An alcoholic parent or spouse can wreak havoc on a family. They can behave erratically at times and create a lot of fear and hostility in the home. The pressure the children and spouse live under is never-ending as they wonder what mommy or daddy are going to be like at any moment. Sometimes the alcoholic can be friendly and jovial, and moments later they can turn angry and abusive.
The daily struggles can make you start to feel you deserve to be treated badly and that there is nothing you can do about it. But you don’t deserve it, and you do have choices:
1. Find a support group. You are not alone in dealing with this situation. A group like Al-Anon helps loved ones talk about their feelings and experiences with other people going through the same thing. Ala-teen is a part of Al-Anon but for teen participants. Many people find hope and strength to carry on and perhaps start a new life away from the abuser.
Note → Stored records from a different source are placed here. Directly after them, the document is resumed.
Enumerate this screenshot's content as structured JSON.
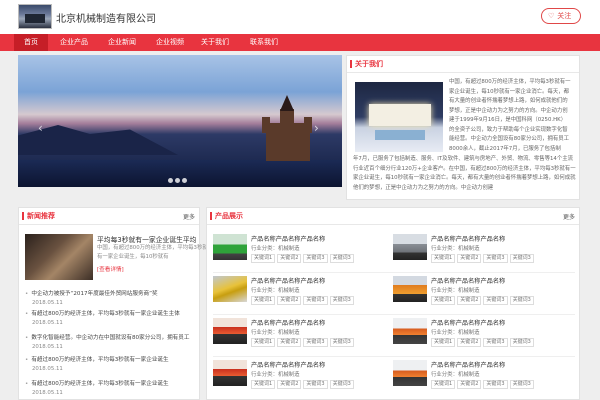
{
  "header": {
    "company_name": "北京机械制造有限公司",
    "follow_label": "关注",
    "follow_icon": "heart-icon"
  },
  "nav": {
    "items": [
      "首页",
      "企业产品",
      "企业新闻",
      "企业视频",
      "关于我们",
      "联系我们"
    ],
    "active_index": 0
  },
  "about": {
    "title": "关于我们",
    "text_top": "中国，有超过800万的经济主体，平均每3秒就有一家企业诞生，每10秒就有一家企业消亡。每天，都有大量的创业者怀揣着梦想上路，如何成就他们的梦想，正是中企动力为之努力的方向。中企动力创建于1999年9月16日，是中国科网（0250.HK）的全资子公司，致力于帮助每个企业实现数字化智能经营。中企动力全国设有80家分公司，拥有员工8000余人，截止2017年7月，已服务了包括制造、服务、IT及软件、建筑与房地产、外贸、物流、零售等14个主流行业近百个细分行业120万+企业客户。",
    "text_bottom": "年7月，已服务了包括制造、服务、IT及软件、建筑与房地产、外贸、物流、零售等14个主流行业近百个细分行业120万+企业客户。在中国，有超过800万的经济主体，平均每3秒就有一家企业诞生，每10秒就有一家企业消亡。每天，都有大量的创业者怀揣着梦想上路，如何成就他们的梦想，正是中企动力为之努力的方向。中企动力创建"
  },
  "news": {
    "title": "新闻推荐",
    "more": "更多",
    "feature": {
      "title": "平均每3秒就有一家企业诞生平均",
      "desc": "中国，有超过800万的经济主体，平均每3秒就有一家企业诞生，每10秒就有",
      "link": "[查看详情]"
    },
    "items": [
      {
        "title": "中企动力被授予“2017年度最佳外贸网站服务商”奖",
        "date": "2018.05.11"
      },
      {
        "title": "有超过800万的经济主体，平均每3秒就有一家企业诞生主体",
        "date": "2018.05.11"
      },
      {
        "title": "数字化智能经营。中企动力在中国就设有80家分公司，拥有员工",
        "date": "2018.05.11"
      },
      {
        "title": "有超过800万的经济主体，平均每3秒就有一家企业诞生",
        "date": "2018.05.11"
      },
      {
        "title": "有超过800万的经济主体，平均每3秒就有一家企业诞生",
        "date": "2018.05.11"
      }
    ]
  },
  "products": {
    "title": "产品展示",
    "more": "更多",
    "items": [
      {
        "name": "产品名称产品名称产品名称",
        "category": "行业分类：机械制造",
        "tags": [
          "关键词1",
          "关键词2",
          "关键词3",
          "关键词3"
        ],
        "image": "green-truck-image"
      },
      {
        "name": "产品名称产品名称产品名称",
        "category": "行业分类：机械制造",
        "tags": [
          "关键词1",
          "关键词2",
          "关键词3",
          "关键词3"
        ],
        "image": "truck-image"
      },
      {
        "name": "产品名称产品名称产品名称",
        "category": "行业分类：机械制造",
        "tags": [
          "关键词1",
          "关键词2",
          "关键词3",
          "关键词3"
        ],
        "image": "crane-image"
      },
      {
        "name": "产品名称产品名称产品名称",
        "category": "行业分类：机械制造",
        "tags": [
          "关键词1",
          "关键词2",
          "关键词3",
          "关键词3"
        ],
        "image": "orange-truck-image"
      },
      {
        "name": "产品名称产品名称产品名称",
        "category": "行业分类：机械制造",
        "tags": [
          "关键词1",
          "关键词2",
          "关键词3",
          "关键词3"
        ],
        "image": "red-trailer-image"
      },
      {
        "name": "产品名称产品名称产品名称",
        "category": "行业分类：机械制造",
        "tags": [
          "关键词1",
          "关键词2",
          "关键词3",
          "关键词3"
        ],
        "image": "red-trailer-image"
      },
      {
        "name": "产品名称产品名称产品名称",
        "category": "行业分类：机械制造",
        "tags": [
          "关键词1",
          "关键词2",
          "关键词3",
          "关键词3"
        ],
        "image": "red-trailer-image"
      },
      {
        "name": "产品名称产品名称产品名称",
        "category": "行业分类：机械制造",
        "tags": [
          "关键词1",
          "关键词2",
          "关键词3",
          "关键词3"
        ],
        "image": "red-trailer-image"
      }
    ]
  },
  "colors": {
    "accent": "#e8343f",
    "nav_active": "#c61e27"
  }
}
2. Talk to a teacher, counselor, or another trusted person. It’s common for many family members to try to hide a family drinking problem from most everyone around them. A child or spouse can feel like they are betraying their loved one’s trust by telling someone what is going on. They will neglect their own feelings and emotions to protect their mom and dad, or husband and wife. In the meantime, they start to drown in these emotions, but what they are giving up is rarely ever acknowledged by the alcoholic.
3. If the abuser gets physically violent while under the influence, or tries to drive, do them and yourself a favor and call 911. Drawing a line at what you will tolerate will protect the involved family members, and possibly the offender. If worse comes to worst, and the abuser gets arrested for DWI, help them find legal representation by searching the internet at sites like www.dwi-houston.com.
4. Learn to let go. Almost everyone wants their parent or spouse to be someone they can communicate with, be proud of, and even love, but this doesn’t always happen. At some point for your mental and emotional health, you may have to develop new connections and relationships by becoming involved in activities away from home.
5. Take time to learn about alcoholism. This is a disease that renders many people powerless to do anything about it. The alcoholic can be stuck in a cycle of abuse and regret and not know how to stop. Regardless of health issues, and family concern, they may not want to stop. This is not the fault of the children or the spouse. The more you know about the disease, the more you understand that you have not caused the angry words and poor actions from the abuser.
6. Be aware of how you feel. You have a right to be angry and disappointed. You are allowed to be mad. Find healthy ways to express this anger so it does not consume you and make your life worse.
7. Always remember you are not in control of the alcoholic’s actions. You can only take responsibility for how you choose to react. Choose to react in a way that protects you best.
An alcoholic can be shut off from their own emotions and not clearly understand the pain they are creating for their family. However, your number one responsibility is to yourself. Stepping back and following a different path in life may be hurtful, but your life may depend on it.
Teresa Stewart was surprised to learn that alcoholism was considered a disease by medical professionals, so writes to provide coping mechanisms for those who struggle daily in life with an alcoholic family member. Dane Johnson of Johnson, Johnson & Baer at www.dwi-houston.com helps families with DWI defense. Greater than 90% of his practice is defending DWI, and he works aggressively to keep Texas convictions off clients’ records.